* [Instructions for the task]: Reproduce every entry precisely as written.

* [Materials provided]:

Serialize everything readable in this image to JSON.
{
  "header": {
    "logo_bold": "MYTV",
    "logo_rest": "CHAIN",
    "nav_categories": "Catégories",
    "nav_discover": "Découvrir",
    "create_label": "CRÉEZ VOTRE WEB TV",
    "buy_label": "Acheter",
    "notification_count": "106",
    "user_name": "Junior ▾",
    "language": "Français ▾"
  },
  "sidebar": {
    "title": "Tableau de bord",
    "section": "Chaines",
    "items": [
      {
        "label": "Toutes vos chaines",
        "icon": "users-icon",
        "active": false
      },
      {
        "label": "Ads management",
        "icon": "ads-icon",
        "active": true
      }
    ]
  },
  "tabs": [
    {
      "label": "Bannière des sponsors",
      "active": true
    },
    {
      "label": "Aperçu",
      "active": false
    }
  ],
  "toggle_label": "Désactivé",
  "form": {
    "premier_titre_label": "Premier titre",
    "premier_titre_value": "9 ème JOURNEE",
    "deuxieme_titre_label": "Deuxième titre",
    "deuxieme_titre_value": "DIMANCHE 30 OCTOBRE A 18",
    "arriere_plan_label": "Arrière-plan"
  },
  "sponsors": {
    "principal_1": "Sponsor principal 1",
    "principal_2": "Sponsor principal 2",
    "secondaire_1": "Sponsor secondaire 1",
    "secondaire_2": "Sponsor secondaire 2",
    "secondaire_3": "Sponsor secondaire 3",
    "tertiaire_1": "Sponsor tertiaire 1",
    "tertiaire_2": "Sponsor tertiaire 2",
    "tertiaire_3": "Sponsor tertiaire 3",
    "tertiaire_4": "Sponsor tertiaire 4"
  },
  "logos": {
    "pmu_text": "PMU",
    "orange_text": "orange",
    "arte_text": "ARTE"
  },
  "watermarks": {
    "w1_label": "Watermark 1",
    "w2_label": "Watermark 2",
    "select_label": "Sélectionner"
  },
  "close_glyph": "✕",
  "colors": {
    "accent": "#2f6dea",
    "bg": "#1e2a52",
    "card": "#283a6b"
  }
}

* [Task result]:
Serialize everything readable in this image to JSON.
{
  "header": {
    "logo_bold": "MYTV",
    "logo_rest": "CHAIN",
    "nav_categories": "Catégories",
    "nav_discover": "Découvrir",
    "create_label": "CRÉEZ VOTRE WEB TV",
    "buy_label": "Acheter",
    "notification_count": "106",
    "user_name": "Junior ▾",
    "language": "Français ▾"
  },
  "sidebar": {
    "title": "Tableau de bord",
    "section": "Chaines",
    "items": [
      {
        "label": "Toutes vos chaines",
        "icon": "users-icon",
        "active": false
      },
      {
        "label": "Ads management",
        "icon": "ads-icon",
        "active": true
      }
    ]
  },
  "tabs": [
    {
      "label": "Bannière des sponsors",
      "active": true
    },
    {
      "label": "Aperçu",
      "active": false
    }
  ],
  "toggle_label": "Désactivé",
  "form": {
    "premier_titre_label": "Premier titre",
    "premier_titre_value": "9 ème JOURNEE",
    "deuxieme_titre_label": "Deuxième titre",
    "deuxieme_titre_value": "DIMANCHE 30 OCTOBRE A 18",
    "arriere_plan_label": "Arrière-plan"
  },
  "sponsors": {
    "principal_1": "Sponsor principal 1",
    "principal_2": "Sponsor principal 2",
    "secondaire_1": "Sponsor secondaire 1",
    "secondaire_2": "Sponsor secondaire 2",
    "secondaire_3": "Sponsor secondaire 3",
    "tertiaire_1": "Sponsor tertiaire 1",
    "tertiaire_2": "Sponsor tertiaire 2",
    "tertiaire_3": "Sponsor tertiaire 3",
    "tertiaire_4": "Sponsor tertiaire 4"
  },
  "logos": {
    "pmu_text": "PMU",
    "orange_text": "orange",
    "arte_text": "ARTE"
  },
  "watermarks": {
    "w1_label": "Watermark 1",
    "w2_label": "Watermark 2",
    "select_label": "Sélectionner"
  },
  "close_glyph": "✕",
  "colors": {
    "accent": "#2f6dea",
    "bg": "#1e2a52",
    "card": "#283a6b"
  }
}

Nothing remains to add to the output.